* _Exercise requirements_
From the records below, state how many lines hold the string "JSON", without any other text.

[Data items]
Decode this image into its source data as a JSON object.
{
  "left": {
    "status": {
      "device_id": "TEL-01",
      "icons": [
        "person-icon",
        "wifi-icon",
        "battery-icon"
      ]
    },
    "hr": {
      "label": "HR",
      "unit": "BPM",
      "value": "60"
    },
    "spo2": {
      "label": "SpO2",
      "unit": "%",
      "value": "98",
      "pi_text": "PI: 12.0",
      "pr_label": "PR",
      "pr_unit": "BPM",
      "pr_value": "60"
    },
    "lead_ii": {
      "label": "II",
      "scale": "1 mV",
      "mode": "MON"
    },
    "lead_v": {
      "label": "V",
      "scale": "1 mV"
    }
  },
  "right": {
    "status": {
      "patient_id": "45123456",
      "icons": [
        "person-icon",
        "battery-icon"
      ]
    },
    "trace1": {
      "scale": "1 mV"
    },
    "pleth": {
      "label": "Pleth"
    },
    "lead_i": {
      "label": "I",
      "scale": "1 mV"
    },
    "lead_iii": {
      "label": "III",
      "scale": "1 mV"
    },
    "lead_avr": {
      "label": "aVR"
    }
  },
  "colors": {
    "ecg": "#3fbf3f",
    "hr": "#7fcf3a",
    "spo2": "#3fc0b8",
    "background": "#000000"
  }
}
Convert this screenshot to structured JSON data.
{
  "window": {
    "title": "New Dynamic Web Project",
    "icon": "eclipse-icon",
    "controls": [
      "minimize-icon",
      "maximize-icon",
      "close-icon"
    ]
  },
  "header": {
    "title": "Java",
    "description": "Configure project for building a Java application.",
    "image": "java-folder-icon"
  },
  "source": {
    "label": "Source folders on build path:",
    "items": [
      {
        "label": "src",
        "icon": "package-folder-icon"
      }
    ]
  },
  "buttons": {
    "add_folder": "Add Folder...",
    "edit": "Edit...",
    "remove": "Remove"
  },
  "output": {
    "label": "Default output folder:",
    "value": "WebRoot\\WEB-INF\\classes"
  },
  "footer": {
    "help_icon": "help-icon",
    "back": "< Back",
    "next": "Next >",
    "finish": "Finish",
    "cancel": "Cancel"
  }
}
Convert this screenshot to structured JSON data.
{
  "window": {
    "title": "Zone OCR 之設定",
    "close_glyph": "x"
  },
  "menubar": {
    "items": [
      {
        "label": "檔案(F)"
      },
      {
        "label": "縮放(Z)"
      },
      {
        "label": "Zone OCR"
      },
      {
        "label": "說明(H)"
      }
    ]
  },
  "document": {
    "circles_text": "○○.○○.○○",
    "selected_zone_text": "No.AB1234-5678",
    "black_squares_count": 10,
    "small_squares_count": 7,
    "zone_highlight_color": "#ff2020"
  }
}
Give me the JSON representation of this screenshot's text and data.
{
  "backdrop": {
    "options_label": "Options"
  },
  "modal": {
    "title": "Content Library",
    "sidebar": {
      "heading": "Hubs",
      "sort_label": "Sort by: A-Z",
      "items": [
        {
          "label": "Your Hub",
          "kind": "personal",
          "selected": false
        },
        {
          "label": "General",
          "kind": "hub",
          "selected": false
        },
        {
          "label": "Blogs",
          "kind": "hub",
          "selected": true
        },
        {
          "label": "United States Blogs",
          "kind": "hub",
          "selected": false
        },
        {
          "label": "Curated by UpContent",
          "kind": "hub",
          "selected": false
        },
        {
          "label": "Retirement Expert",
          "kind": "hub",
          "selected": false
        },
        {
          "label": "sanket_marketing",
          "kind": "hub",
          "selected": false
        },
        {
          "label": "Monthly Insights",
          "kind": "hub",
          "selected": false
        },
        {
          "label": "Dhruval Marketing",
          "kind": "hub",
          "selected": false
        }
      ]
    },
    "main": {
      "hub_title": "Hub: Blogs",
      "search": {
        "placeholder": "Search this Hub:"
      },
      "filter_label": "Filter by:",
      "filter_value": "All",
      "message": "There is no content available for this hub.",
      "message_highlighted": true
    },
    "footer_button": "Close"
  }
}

* _Solution to this problem_
4